I’m going to skip over 6, 7… and cut straight to:

8. How do I “pick mentors”? I think that I am supposed to have an official mentoring committee, but I have no idea how to get folks to be on it. This is more terrifying than picking a grad committee by like a million-fold. At least then I had someone (my PI) that helped me choose people who would be looking out for me. What if I step in a steaming pile of department politics inadvertently?

There are two issues here- the ‘official’ mentoring committees and those people who are your real scientific and career mentors. These can be the same individuals but often they are not. You must have individuals in your department and in your previous life as a postdoc and grad student that you know well, and whose opinion you trust. I have news for you – those people are ALREADY your mentors. Network like a madman at meetings … find people in your field with like interests, or experiences…  As for the official mentoring committee, no need to set that up this instant. If you have a sense that one or two of the faculty members in your department are in your corner, and are willing to give you solid, straight shooting advice EVEN when that advice might be something you don’t want to hear… then at least you have a start on this.

9. I don’t know how to collaborate. I really like talking about science with people, and collaborating sounds like lots of fun. But I have never been involved in collaborations. Almost all of my pubs are 2-person affairs. Neither my grad school or postdoc PIs were very collaborative. Should I be collaborating with people? I assume so – but how does that work?

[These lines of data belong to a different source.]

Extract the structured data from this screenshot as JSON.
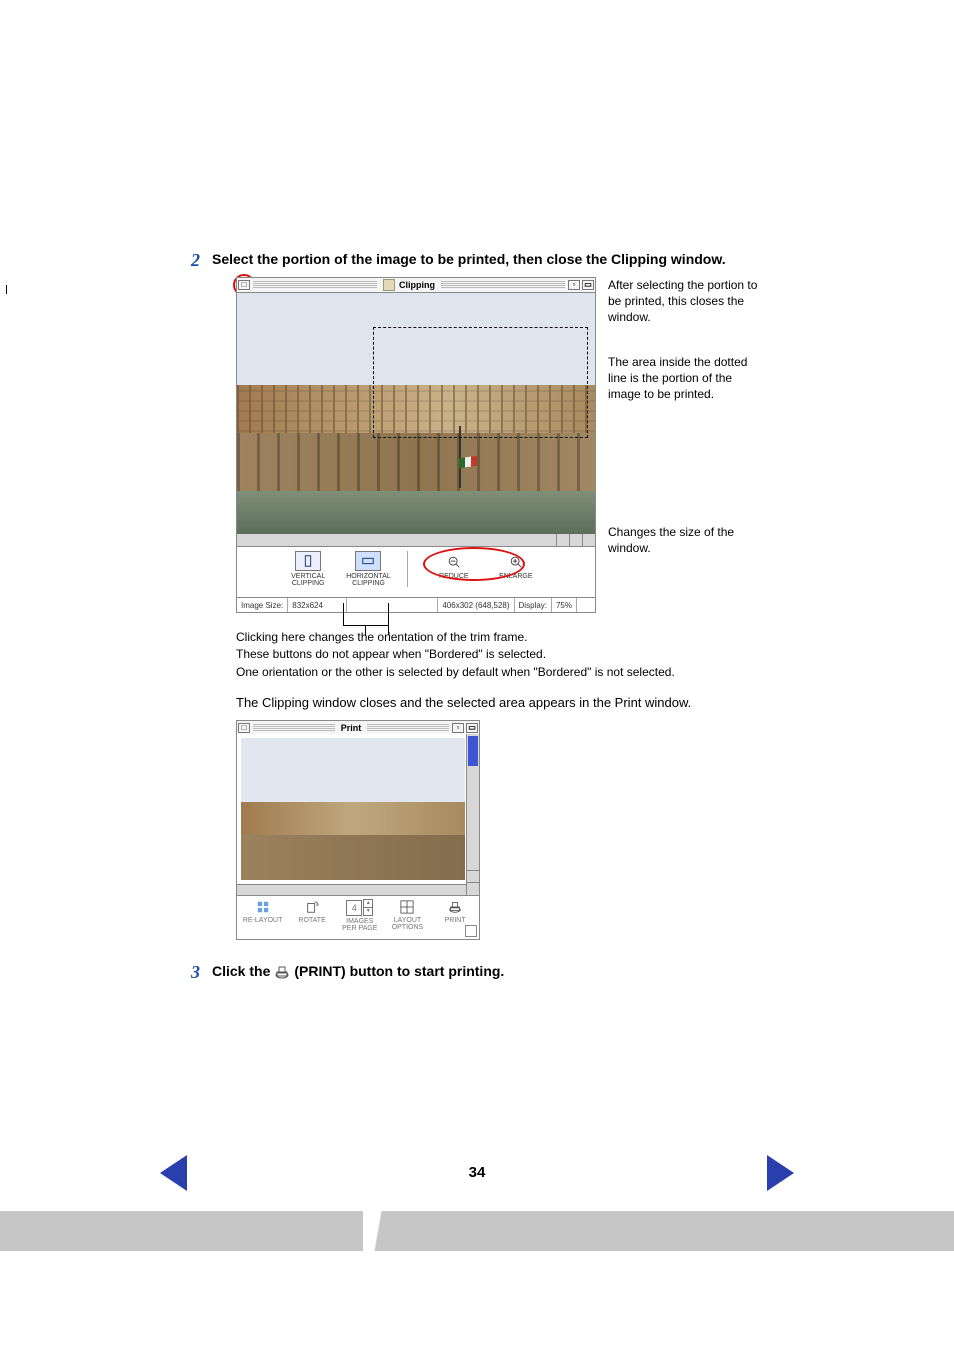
{
  "steps": {
    "s2": {
      "num": "2",
      "text": "Select the portion of the image to be printed, then close the Clipping window."
    },
    "s3": {
      "num": "3",
      "prefix": "Click the ",
      "suffix": " (PRINT) button to start printing."
    }
  },
  "clipping_window": {
    "title": "Clipping",
    "toolbar": {
      "vertical": "VERTICAL\nCLIPPING",
      "horizontal": "HORIZONTAL\nCLIPPING",
      "reduce": "REDUCE",
      "enlarge": "ENLARGE"
    },
    "status": {
      "label": "Image Size:",
      "size": "832x624",
      "crop": "406x302 (648,528)",
      "display_label": "Display:",
      "display_value": "75%"
    }
  },
  "callouts": {
    "close": "After selecting the portion to be printed, this closes the window.",
    "area": "The area inside the dotted line is the portion of the image to be printed.",
    "zoom": "Changes the size of the window."
  },
  "below_caption": {
    "l1": "Clicking here changes the orientation of the trim frame.",
    "l2": "These buttons do not appear when \"Bordered\" is selected.",
    "l3": "One orientation or the other is selected by default when \"Bordered\" is not selected."
  },
  "paragraph": "The Clipping window closes and the selected area appears in the Print window.",
  "print_window": {
    "title": "Print",
    "toolbar": {
      "relayout": "RE-LAYOUT",
      "rotate": "ROTATE",
      "images_per_page": "IMAGES\nPER PAGE",
      "images_per_page_value": "4",
      "layout_options": "LAYOUT\nOPTIONS",
      "print": "PRINT"
    }
  },
  "page_number": "34"
}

This is also a tough question. I never participated in any collaborations as a student, and only one as a postdoc. Now I’m hideously and insanely collaborative. Do all of these collaborations work? Nope. Did I expect them all to work? Nope. Have I gained some really awesome colleagues and mentors this way- and have some really excellent projects been spawned because of this? YES, without a doubt. My advice to you is start slowly, with a colleague that you have a good relationship with and trust, and with someone who has a skill set that is unique to yours. My most fantastic collaborations are with individuals interested in significantly similar questions… but who have an expertise that is completely different from mine. Expect that some (or even many) collaborations are going to fail, and fail miserably. Expect that a few will be better than you could possibly imagine.

10. There are no other jr. faculty in my dept. The last person (and the ONLY person in the last 7 years) that went up for tenure was a fucking rock-star. There is no way in hell that I will not look shitty by comparison.

There is a tendency to compare yourself to the last guy/girl. But resist. You have a unique set of projects- and you know that the milestones are doing great science, putting out some well-thought out solid papers, and bringing $$ into your lab. Outside of that resist the temptation to compare yourself to the last guy.

The Tenure Track, part 1

I’ve written a lot about applying for a faculty job, how to give talks, and the importance of being a good writer. But I haven’t written very much about the things I’ve been doing in the last 4-5 years. All of the professional activities that I’ve been doing can be summed up in a simple word: Tenure.

I started my faculty position with the enthusiasm and excitement of someone who loves what they do and wants to see their science take off. Tenure was really an abstraction that seemed a long way off. In my uphill struggle for funding, my over-riding  immediate fear was not that I woudn’t get tenure, but that everyone that worked in my laboratory would soon be without a job.  Anyway, while I think that this is a reasonable approach your new status as a PI, knowing what is coming down the pike and setting yourself up with the maximum chance of getting tenure is something worth talking about. Don’t obsess about it, but educate yourself.

If you didn’t get a copy of the requirements and expectations for promotion and tenure in your department before you were hired, shame on you. But, since I know that none of you made this mistake and you possess a copy of such a document, don’t just tuck that thing away in a drawer somewhere and forget about it for the next 4-5 years. Read it now! Familiarize yourself with not only the requirements Continue reading